Envy is about keeping up with the Joneses, says Hartmann. It's assuming everyone else has more than you. But you can end up with more in the long run by saving money.
Concentrate on satisfaction, says Hartmann. Thankfulness for what you have already helps avoid impatient financial decisions, impulse buying or crisis borrowing.
Gluttony comes from a lack of self-control and planning. Trust me, I want all those shiny things I see when I go into a mall or a Mitre 10 store. I want a petrol-driven leaf blower, top-of-the-range fire pit, Weber BBQ, a new phone, electric bicycle and so much more.
Modest earners who can rise above the gluttony gene are often the ones who can afford to buy more than others with the same earning power in the long run. Beware of assuming that people who buy stuff have the money to do so. Planning is the temperance, says Hartmann. That's planning for everything from the weekly shop to your long-term financial goals.
It can be easy to blame others for your financial position. Your husband, your wife, your parents, your children, your employer, society, the government, or all of them.
If your locus of control is internal you will think you can influence events in your life. If it's external you may blame others.
Patience is the antidote to this one. Take control and save a little every day and watch it compound slowly but powerfully over time. Don't fall for checking your returns hourly (daily, weekly or monthly). Wait for the long-term gains.
The sloth procrastinates. Their "get around to it tomorrow" approach to personal finance is a problem. They don't plan. They don't budget. Or if they do, they don't actually do anything different as a result of their budgeting.
"When it just reinforces our behaviour, it's a fail," says Hartmann.
The antidote is to be diligent and take action. Learn about the value of running numbers, research, due diligence and not cutting corners.
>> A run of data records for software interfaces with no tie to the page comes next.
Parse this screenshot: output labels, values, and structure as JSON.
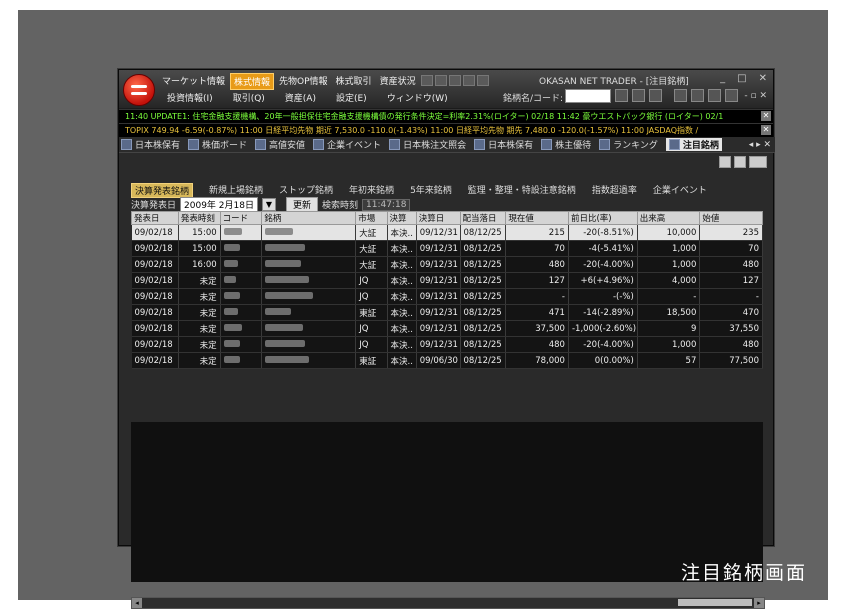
{
  "caption": "注目銘柄画面",
  "app_title": "OKASAN NET TRADER - [注目銘柄]",
  "top_menu": [
    "マーケット情報",
    "株式情報",
    "先物OP情報",
    "株式取引",
    "資産状況"
  ],
  "top_menu_active": "株式情報",
  "menu2": [
    "投資情報(I)",
    "取引(Q)",
    "資産(A)",
    "設定(E)",
    "ウィンドウ(W)"
  ],
  "code_label": "銘柄名/コード:",
  "ticker1": "11:40 UPDATE1: 住宅金融支援機構、20年一般担保住宅金融支援機構債の発行条件決定=利率2.31%(ロイター) 02/18 11:42 豪ウエストパック銀行 (ロイター) 02/1",
  "ticker2": "TOPIX 749.94 -6.59(-0.87%) 11:00    日経平均先物 期近 7,530.0 -110.0(-1.43%) 11:00    日経平均先物 期先 7,480.0 -120.0(-1.57%) 11:00    JASDAQ指数 /",
  "tabs": [
    "日本株保有",
    "株価ボード",
    "高値安値",
    "企業イベント",
    "日本株注文照会",
    "日本株保有",
    "株主優待",
    "ランキング",
    "注目銘柄"
  ],
  "active_tab": "注目銘柄",
  "subtabs": [
    "決算発表銘柄",
    "新規上場銘柄",
    "ストップ銘柄",
    "年初来銘柄",
    "5年来銘柄",
    "監理・整理・特設注意銘柄",
    "指数超過率",
    "企業イベント"
  ],
  "active_subtab": "決算発表銘柄",
  "filter": {
    "label": "決算発表日",
    "date": "2009年 2月18日",
    "update_button": "更新",
    "search_time_label": "検索時刻",
    "search_time": "11:47:18"
  },
  "columns": [
    "発表日",
    "発表時刻",
    "コード",
    "銘柄",
    "市場",
    "決算",
    "決算日",
    "配当落日",
    "現在値",
    "前日比(率)",
    "出来高",
    "始値"
  ],
  "rows": [
    {
      "date": "09/02/18",
      "time": "15:00",
      "market": "大証",
      "kessan": "本決..",
      "kdate": "09/12/31",
      "haito": "08/12/25",
      "price": "215",
      "change": "-20(-8.51%)",
      "chg": "neg",
      "volume": "10,000",
      "open": "235"
    },
    {
      "date": "09/02/18",
      "time": "15:00",
      "market": "大証",
      "kessan": "本決..",
      "kdate": "09/12/31",
      "haito": "08/12/25",
      "price": "70",
      "change": "-4(-5.41%)",
      "chg": "neg",
      "volume": "1,000",
      "open": "70"
    },
    {
      "date": "09/02/18",
      "time": "16:00",
      "market": "大証",
      "kessan": "本決..",
      "kdate": "09/12/31",
      "haito": "08/12/25",
      "price": "480",
      "change": "-20(-4.00%)",
      "chg": "neg",
      "volume": "1,000",
      "open": "480"
    },
    {
      "date": "09/02/18",
      "time": "未定",
      "market": "JQ",
      "kessan": "本決..",
      "kdate": "09/12/31",
      "haito": "08/12/25",
      "price": "127",
      "change": "+6(+4.96%)",
      "chg": "pos",
      "volume": "4,000",
      "open": "127"
    },
    {
      "date": "09/02/18",
      "time": "未定",
      "market": "JQ",
      "kessan": "本決..",
      "kdate": "09/12/31",
      "haito": "08/12/25",
      "price": "-",
      "change": "-(-%)",
      "chg": "",
      "volume": "-",
      "open": "-"
    },
    {
      "date": "09/02/18",
      "time": "未定",
      "market": "東証",
      "kessan": "本決..",
      "kdate": "09/12/31",
      "haito": "08/12/25",
      "price": "471",
      "change": "-14(-2.89%)",
      "chg": "neg",
      "volume": "18,500",
      "open": "470"
    },
    {
      "date": "09/02/18",
      "time": "未定",
      "market": "JQ",
      "kessan": "本決..",
      "kdate": "09/12/31",
      "haito": "08/12/25",
      "price": "37,500",
      "change": "-1,000(-2.60%)",
      "chg": "neg",
      "volume": "9",
      "open": "37,550"
    },
    {
      "date": "09/02/18",
      "time": "未定",
      "market": "JQ",
      "kessan": "本決..",
      "kdate": "09/12/31",
      "haito": "08/12/25",
      "price": "480",
      "change": "-20(-4.00%)",
      "chg": "neg",
      "volume": "1,000",
      "open": "480"
    },
    {
      "date": "09/02/18",
      "time": "未定",
      "market": "東証",
      "kessan": "本決..",
      "kdate": "09/06/30",
      "haito": "08/12/25",
      "price": "78,000",
      "change": "0(0.00%)",
      "chg": "",
      "volume": "57",
      "open": "77,500"
    }
  ]
}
Of course no one can ever master all of these. The more self-awareness you have the greater your financial wealth in the long run.